Even if you don’t believe learning styles exist, why deny common language to describe people’s experiences has value? I can differentiate between the brain images showing people aren’t right or left-brained, but that doesn’t negate the pearls in the metaphor.
Just as I am astounded by anyone telling others who they can or cannot marry based on their own assessment of how the world works, I am perplexed by anyone telling other people that the insights they choose to glean about themselves–and the choices they make as a result of those insights–are wrong or any of their business. I can’t understand what motivates anyone to rally hard against the thoughts and choices of others.

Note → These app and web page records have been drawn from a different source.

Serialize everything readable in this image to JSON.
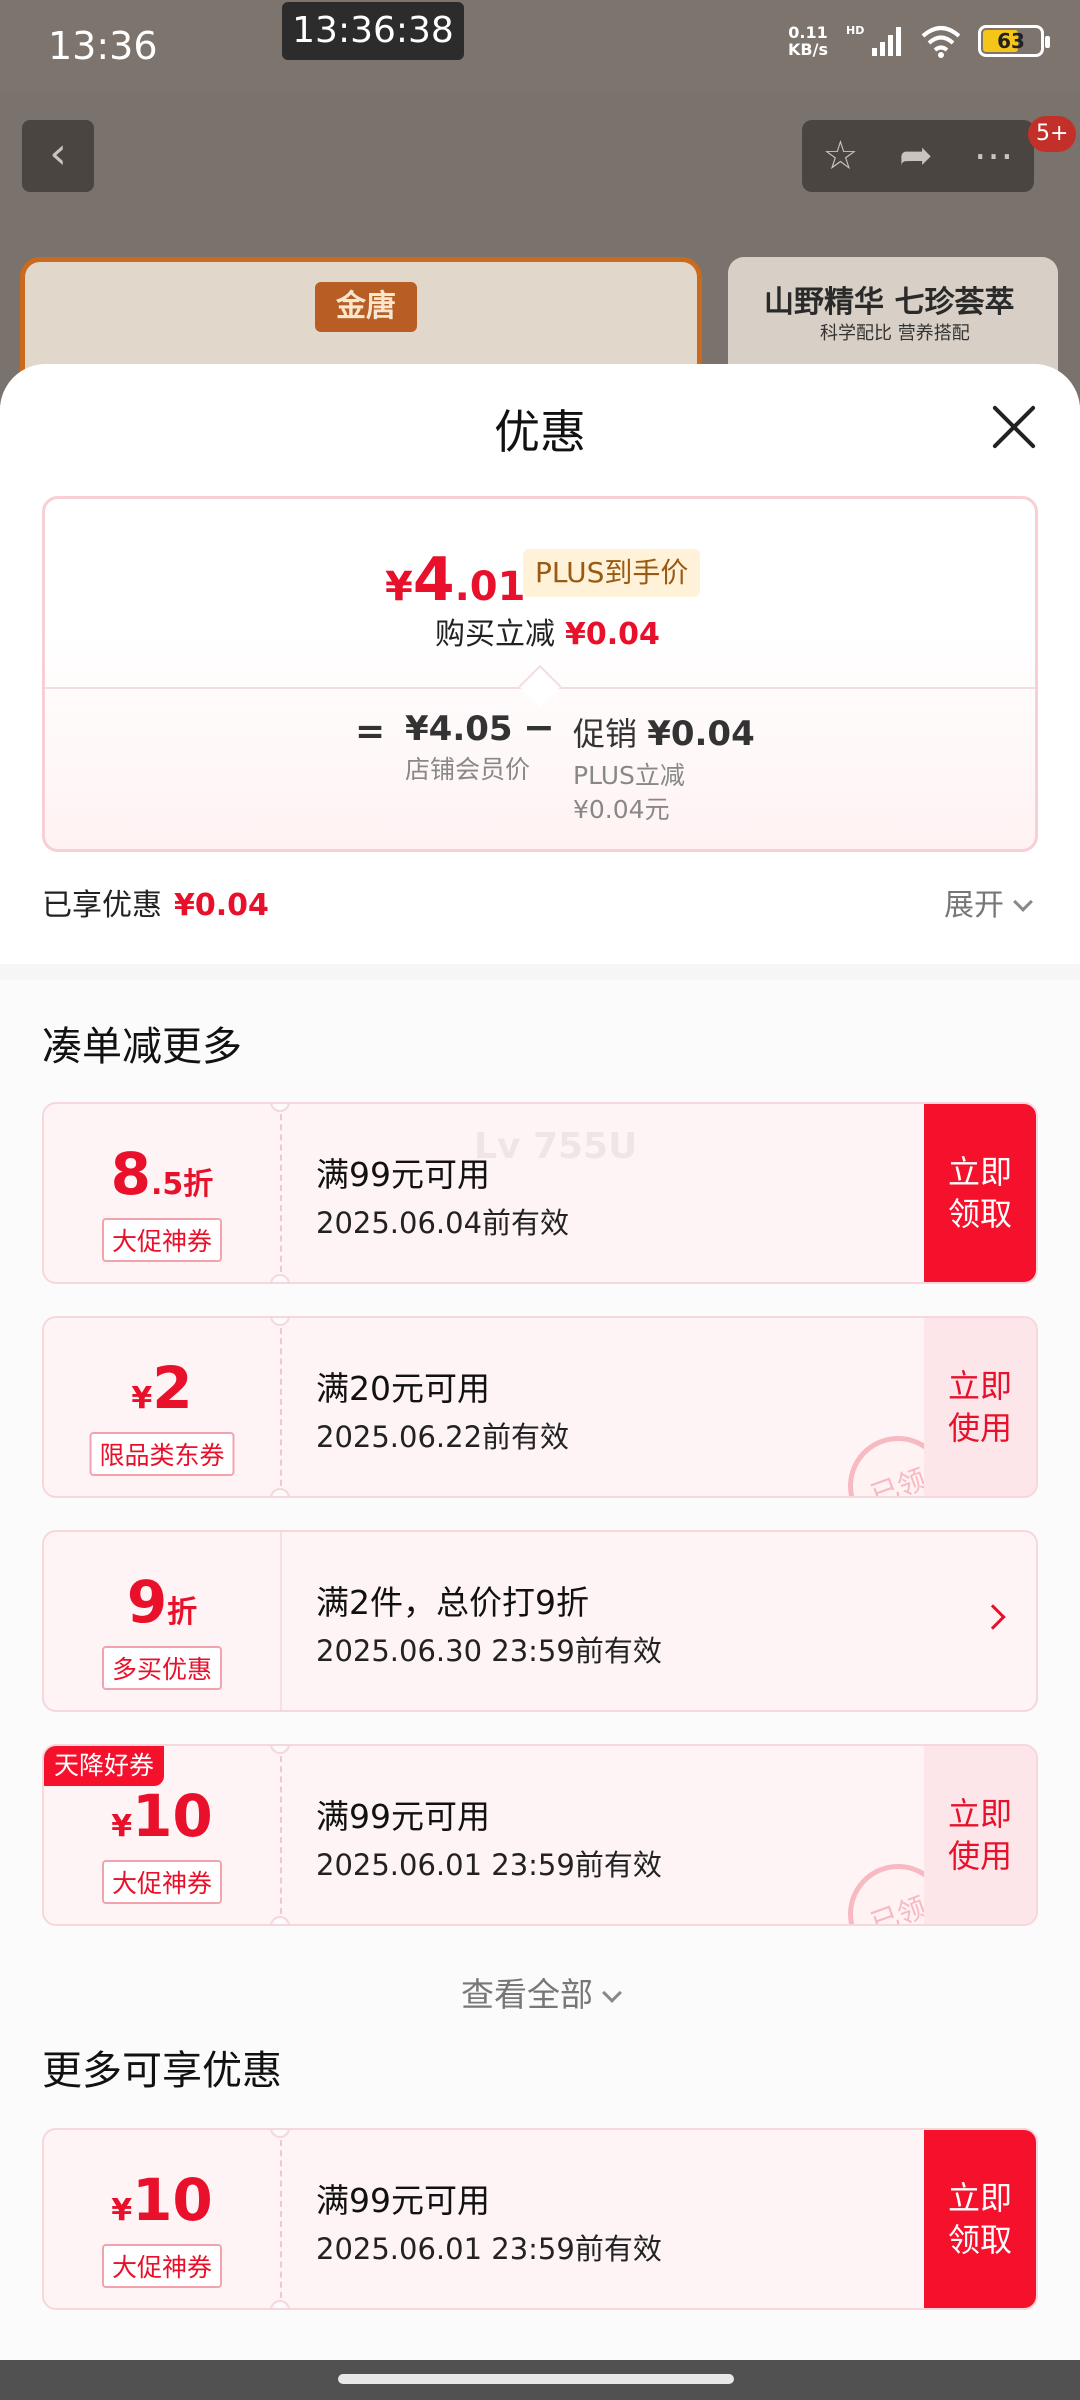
{
  "status_bar": {
    "time": "13:36",
    "clock_overlay": "13:36:38",
    "net_speed_value": "0.11",
    "net_speed_unit": "KB/s",
    "hd_label": "HD",
    "battery": "63"
  },
  "header": {
    "cart_badge": "5+"
  },
  "background_product": {
    "logo_text": "金唐",
    "promo_title": "山野精华 七珍荟萃",
    "promo_subtitle": "科学配比 营养搭配"
  },
  "sheet": {
    "title": "优惠",
    "price": {
      "currency": "¥",
      "integer": "4",
      "decimal": ".01",
      "tag": "PLUS到手价",
      "reduce_label": "购买立减",
      "reduce_amount": "¥0.04",
      "eq_sign": "=",
      "base_amount": "¥4.05",
      "base_label": "店铺会员价",
      "minus_sign": "−",
      "promo_label": "促销",
      "promo_amount": "¥0.04",
      "promo_detail": "PLUS立减¥0.04元"
    },
    "enjoyed_label": "已享优惠",
    "enjoyed_amount": "¥0.04",
    "expand_label": "展开"
  },
  "section_more_orders": {
    "title": "凑单减更多",
    "view_all": "查看全部"
  },
  "coupons": [
    {
      "amount_big": "8",
      "amount_small": ".5折",
      "type": "大促神券",
      "condition": "满99元可用",
      "validity": "2025.06.04前有效",
      "action": "立即领取",
      "action_style": "red"
    },
    {
      "amount_prefix": "¥",
      "amount_big": "2",
      "type": "限品类东券",
      "condition": "满20元可用",
      "validity": "2025.06.22前有效",
      "action": "立即使用",
      "action_style": "pink",
      "stamp": "已领"
    },
    {
      "amount_big": "9",
      "amount_small": "折",
      "type": "多买优惠",
      "condition": "满2件，总价打9折",
      "validity": "2025.06.30 23:59前有效",
      "action_style": "arrow"
    },
    {
      "corner_tag": "天降好券",
      "amount_prefix": "¥",
      "amount_big": "10",
      "type": "大促神券",
      "condition": "满99元可用",
      "validity": "2025.06.01 23:59前有效",
      "action": "立即使用",
      "action_style": "pink",
      "stamp": "已领"
    }
  ],
  "section_more_benefits": {
    "title": "更多可享优惠",
    "coupon": {
      "amount_prefix": "¥",
      "amount_big": "10",
      "type": "大促神券",
      "condition": "满99元可用",
      "validity": "2025.06.01 23:59前有效",
      "action": "立即领取"
    }
  },
  "watermark": "Lv 755U",
  "colors": {
    "accent_red": "#f5102b",
    "price_red": "#e8102a",
    "plus_tag_bg": "#fff2d9"
  }
}
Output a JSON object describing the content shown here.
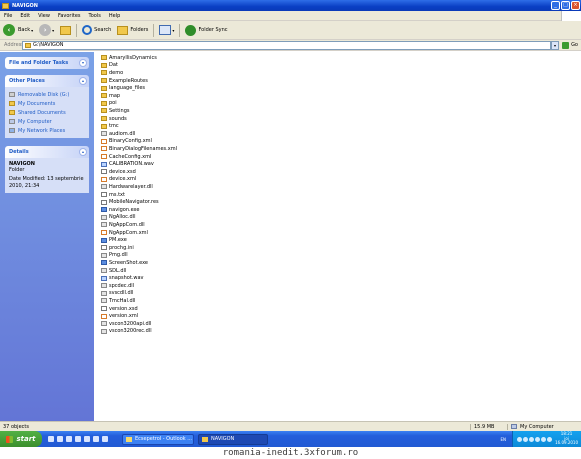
{
  "window": {
    "title": "NAVIGON"
  },
  "menu": [
    "File",
    "Edit",
    "View",
    "Favorites",
    "Tools",
    "Help"
  ],
  "toolbar": {
    "back": "Back",
    "search": "Search",
    "folders": "Folders",
    "folder_sync": "Folder Sync"
  },
  "address": {
    "label": "Address",
    "value": "G:\\NAVIGON",
    "go": "Go"
  },
  "tasks": {
    "file_folder": {
      "title": "File and Folder Tasks"
    },
    "other_places": {
      "title": "Other Places",
      "items": [
        "Removable Disk (G:)",
        "My Documents",
        "Shared Documents",
        "My Computer",
        "My Network Places"
      ]
    },
    "details": {
      "title": "Details",
      "name": "NAVIGON",
      "type": "Folder",
      "modified": "Date Modified: 13 septembrie 2010, 21:34"
    }
  },
  "files": [
    {
      "name": "AmaryllisDynamics",
      "kind": "folder"
    },
    {
      "name": "Dat",
      "kind": "folder"
    },
    {
      "name": "demo",
      "kind": "folder"
    },
    {
      "name": "ExampleRoutes",
      "kind": "folder"
    },
    {
      "name": "language_files",
      "kind": "folder"
    },
    {
      "name": "map",
      "kind": "folder"
    },
    {
      "name": "poi",
      "kind": "folder"
    },
    {
      "name": "Settings",
      "kind": "folder"
    },
    {
      "name": "sounds",
      "kind": "folder"
    },
    {
      "name": "tmc",
      "kind": "folder"
    },
    {
      "name": "audiom.dll",
      "kind": "dll"
    },
    {
      "name": "BinaryConfig.xml",
      "kind": "xml"
    },
    {
      "name": "BinaryDialogFilenames.xml",
      "kind": "xml"
    },
    {
      "name": "CacheConfig.xml",
      "kind": "xml"
    },
    {
      "name": "CALIBRATION.wav",
      "kind": "wav"
    },
    {
      "name": "device.xsd",
      "kind": "txt"
    },
    {
      "name": "device.xml",
      "kind": "xml"
    },
    {
      "name": "Hardwarelayer.dll",
      "kind": "dll"
    },
    {
      "name": "ms.txt",
      "kind": "txt"
    },
    {
      "name": "MobileNavigator.res",
      "kind": "txt"
    },
    {
      "name": "navigon.exe",
      "kind": "exe"
    },
    {
      "name": "NgAlloc.dll",
      "kind": "dll"
    },
    {
      "name": "NgAppCom.dll",
      "kind": "dll"
    },
    {
      "name": "NgAppCom.xml",
      "kind": "xml"
    },
    {
      "name": "PM.exe",
      "kind": "exe"
    },
    {
      "name": "prochg.ini",
      "kind": "txt"
    },
    {
      "name": "Pmg.dll",
      "kind": "dll"
    },
    {
      "name": "ScreenShot.exe",
      "kind": "exe"
    },
    {
      "name": "SDL.dll",
      "kind": "dll"
    },
    {
      "name": "snapshot.wav",
      "kind": "wav"
    },
    {
      "name": "spcdec.dll",
      "kind": "dll"
    },
    {
      "name": "svscdll.dll",
      "kind": "dll"
    },
    {
      "name": "TmcHal.dll",
      "kind": "dll"
    },
    {
      "name": "version.xsd",
      "kind": "txt"
    },
    {
      "name": "version.xml",
      "kind": "xml"
    },
    {
      "name": "vscon3200api.dll",
      "kind": "dll"
    },
    {
      "name": "vscon3200rec.dll",
      "kind": "dll"
    }
  ],
  "status": {
    "objects": "37 objects",
    "size": "15.9 MB",
    "location": "My Computer"
  },
  "taskbar": {
    "start": "start",
    "tasks": [
      "Ecsepetrol - Outlook ...",
      "NAVIGON"
    ],
    "lang": "EN",
    "clock": {
      "time": "18:21",
      "day": "joi",
      "date": "16.09.2010"
    }
  },
  "watermark": "romania-inedit.3xforum.ro"
}
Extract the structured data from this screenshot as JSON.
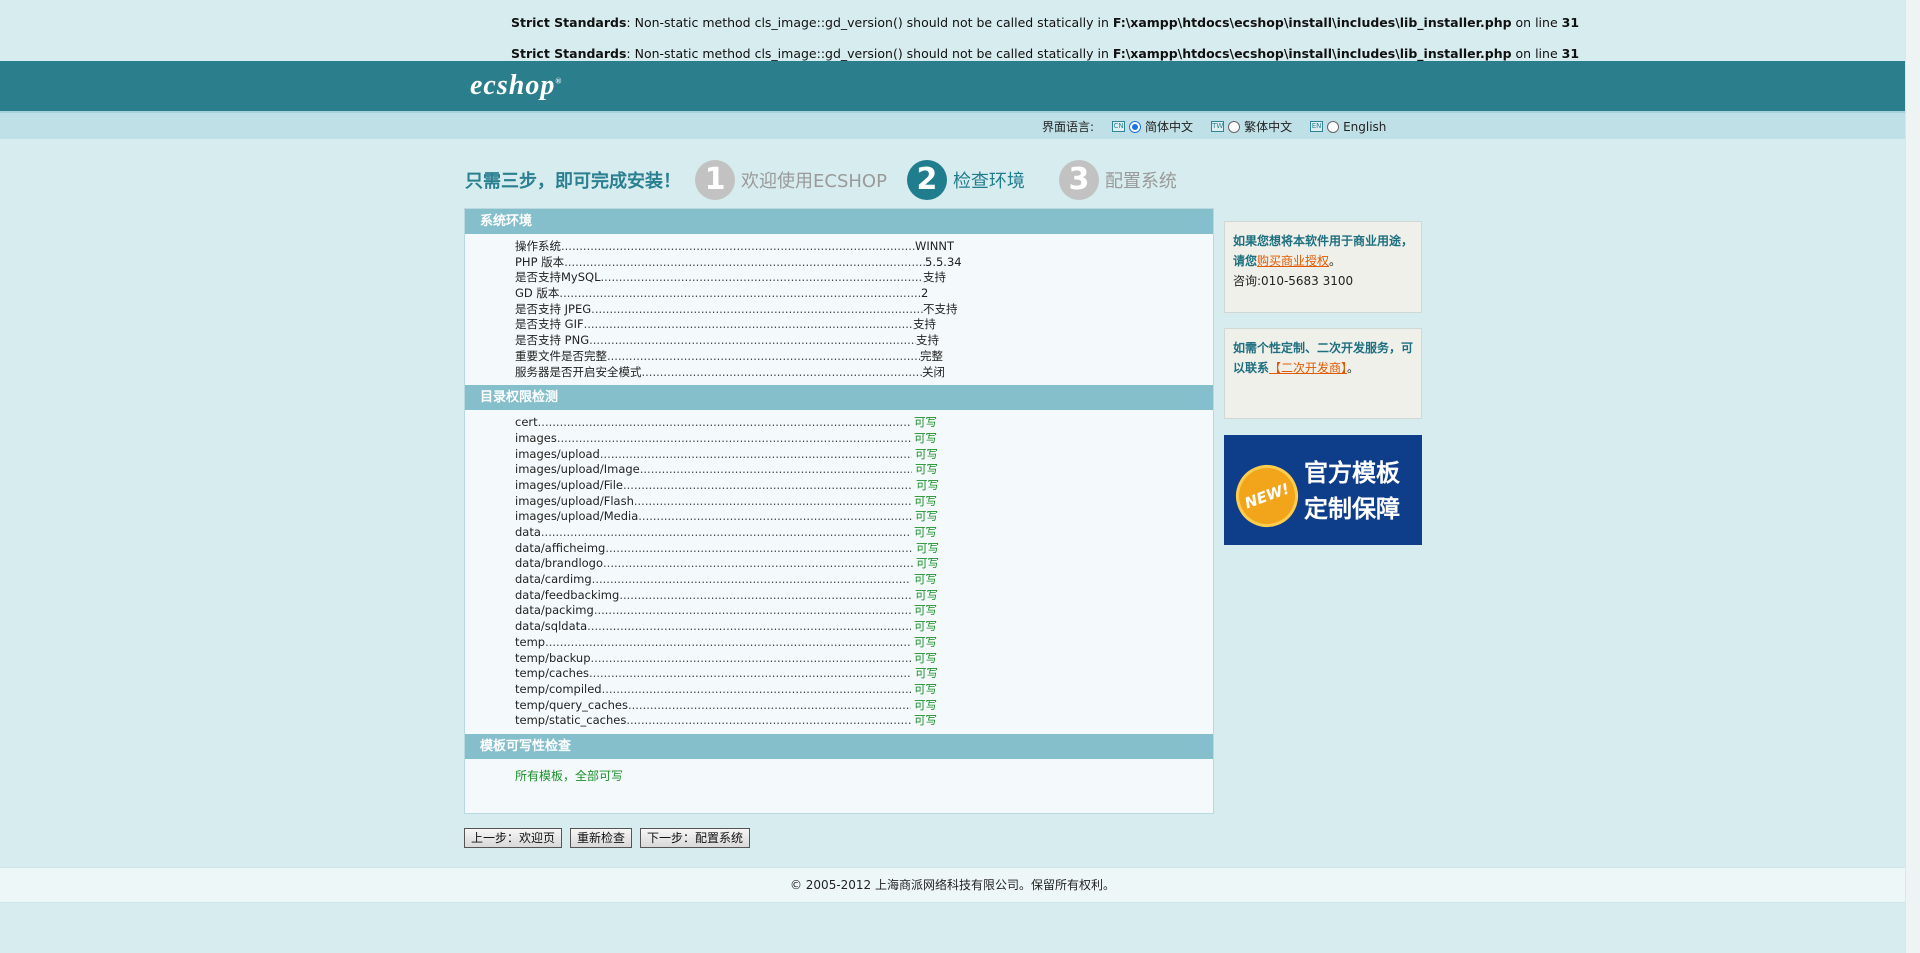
{
  "warnings": [
    {
      "label": "Strict Standards",
      "message": ": Non-static method cls_image::gd_version() should not be called statically in ",
      "path": "F:\\xampp\\htdocs\\ecshop\\install\\includes\\lib_installer.php",
      "on_line": " on line ",
      "line": "31"
    },
    {
      "label": "Strict Standards",
      "message": ": Non-static method cls_image::gd_version() should not be called statically in ",
      "path": "F:\\xampp\\htdocs\\ecshop\\install\\includes\\lib_installer.php",
      "on_line": " on line ",
      "line": "31"
    }
  ],
  "header": {
    "logo_text": "ecshop"
  },
  "language": {
    "label": "界面语言:",
    "options": [
      {
        "flag": "CN",
        "label": "简体中文",
        "selected": true
      },
      {
        "flag": "TW",
        "label": "繁体中文",
        "selected": false
      },
      {
        "flag": "EN",
        "label": "English",
        "selected": false
      }
    ]
  },
  "steps": {
    "intro": "只需三步，即可完成安装！",
    "items": [
      {
        "num": "1",
        "label": "欢迎使用ECSHOP"
      },
      {
        "num": "2",
        "label": "检查环境"
      },
      {
        "num": "3",
        "label": "配置系统"
      }
    ]
  },
  "system_env": {
    "title": "系统环境",
    "rows": [
      {
        "name": "操作系统",
        "value": "WINNT"
      },
      {
        "name": "PHP 版本",
        "value": "5.5.34"
      },
      {
        "name": "是否支持MySQL",
        "value": "支持"
      },
      {
        "name": "GD 版本",
        "value": "2"
      },
      {
        "name": "是否支持 JPEG",
        "value": "不支持"
      },
      {
        "name": "是否支持 GIF",
        "value": "支持"
      },
      {
        "name": "是否支持 PNG",
        "value": "支持"
      },
      {
        "name": "重要文件是否完整",
        "value": "完整"
      },
      {
        "name": "服务器是否开启安全模式",
        "value": "关闭"
      }
    ]
  },
  "dir_perms": {
    "title": "目录权限检测",
    "rows": [
      {
        "name": "cert",
        "value": "可写"
      },
      {
        "name": "images",
        "value": "可写"
      },
      {
        "name": "images/upload",
        "value": "可写"
      },
      {
        "name": "images/upload/Image",
        "value": "可写"
      },
      {
        "name": "images/upload/File",
        "value": "可写"
      },
      {
        "name": "images/upload/Flash",
        "value": "可写"
      },
      {
        "name": "images/upload/Media",
        "value": "可写"
      },
      {
        "name": "data",
        "value": "可写"
      },
      {
        "name": "data/afficheimg",
        "value": "可写"
      },
      {
        "name": "data/brandlogo",
        "value": "可写"
      },
      {
        "name": "data/cardimg",
        "value": "可写"
      },
      {
        "name": "data/feedbackimg",
        "value": "可写"
      },
      {
        "name": "data/packimg",
        "value": "可写"
      },
      {
        "name": "data/sqldata",
        "value": "可写"
      },
      {
        "name": "temp",
        "value": "可写"
      },
      {
        "name": "temp/backup",
        "value": "可写"
      },
      {
        "name": "temp/caches",
        "value": "可写"
      },
      {
        "name": "temp/compiled",
        "value": "可写"
      },
      {
        "name": "temp/query_caches",
        "value": "可写"
      },
      {
        "name": "temp/static_caches",
        "value": "可写"
      }
    ]
  },
  "template_check": {
    "title": "模板可写性检查",
    "result": "所有模板，全部可写"
  },
  "sidebar": {
    "box1": {
      "line1": "如果您想将本软件用于商业用途，请您",
      "link": "购买商业授权",
      "line1_end": "。",
      "contact": "咨询:010-5683 3100"
    },
    "box2": {
      "line1": "如需个性定制、二次开发服务，可以联系",
      "link": "【二次开发商】",
      "line1_end": "。"
    },
    "banner": {
      "badge": "NEW!",
      "line1": "官方模板",
      "line2": "定制保障"
    }
  },
  "buttons": {
    "prev": "上一步：欢迎页",
    "recheck": "重新检查",
    "next": "下一步：配置系统"
  },
  "footer": {
    "text": "© 2005-2012 上海商派网络科技有限公司。保留所有权利。"
  },
  "colors": {
    "header": "#2b7e8c",
    "section": "#85bfcc",
    "ok": "#1a8f2a",
    "accent": "#1f7d8d"
  }
}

You may hate the pirates, but don’t talk trash about the maidens.
If you come across someone dead-set on sinking the whole ship, in the name of bettering someone else, ask them to remember a time when they personally struggled to learn something, then ask them to reflect on how they might have benefited if someone had showed them a new tack that would calm the voyage ahead.
In the hands of learners themselves, learning styles assessments have less potential to pigeonhole than to help people fly. Learning is a natural process. So is curiosity about how we can get better at getting better.
In addition to being able to describe myself as an auditory, learning-motivated, small-group, introverted, big picture learner; I welcome the labels of mom, daughter, wife, writer, consultant, and member of many communities. None of those descriptions limit my (or your) ability to be more, do more, or learn more. They serve as telescope lenses we can look through to gain perspective in a big world. May each perspective you gain bring your horizon into clearer focus. The seas await you. Now go kick some booty. Arrrrrrr.
[Photo credit: Pirate’s Gold, Mykl Roventine via Flickr]